Before you watch the video of this experiment, you’ll have to go back to your childhood. I’m sure many of you have heard the apocryphal story of Galileo dropping two spheres, with different masses, at the same time from the Leaning Tower of Pisa. I like to think that this demonstration took place. Whether it was an actual experiment or a thought experiment, it was done to disprove Aristotle’s theory that the speed an object falls is related to its mass.
Galileo’s work helped humans push the boundaries of physics during his lifetime and beyond. It’s fitting then, that this demonstration was eventually carried out, just in a way that Galileo probably couldn’t have imagined. This quick and compelling demonstration of physics was carried out during a moonwalk on Apollo 15.
Astronaut David Scott held a hammer and a Falcon feather in his bulky space-suited hands. After a brief explanation of what “Mr. Galileo” achieved, Scott dropped both items at the same time. The moon’s negligible atmosphere meant that the objects could fall at the same rate, precisely how Galileo predicted they would.
The allure of human spaceflight lies in us being able to imagine ourselves out there, on another world.

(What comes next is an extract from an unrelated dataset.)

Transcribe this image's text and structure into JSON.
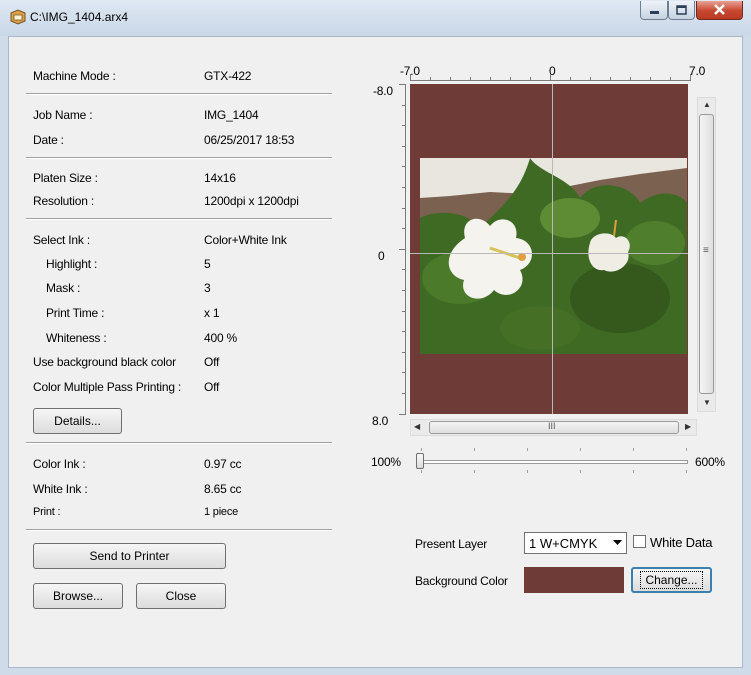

The Apollo astronauts contributed to science and society in a way that humans have yet to replicate. That’s not a slight at the ISS, the Shuttle Program, or missions like Skylab. The allure of human spaceflight lies in us being able to imagine ourselves out there, on another world. Being stuck in Low Earth Orbit isn’t nearly as inspiring as exploring the surface of another world.
We have robotic explorers that can send back readings more accurately and consistently than a human can. We have rovers that can keep going and going (except for when a massive dust storm hits, fingers crossed for Opportunity) and spacecraft like Juno that can dive into the radiation filled environment around Jupiter. These are incredible machines. However, they will never be able to relate to humans as other humans can.
Scott’s physics demonstration tied in history, science, and education. A combination I’m looking forward to seeing more often as humans explore the Moon, Mars, and beyond.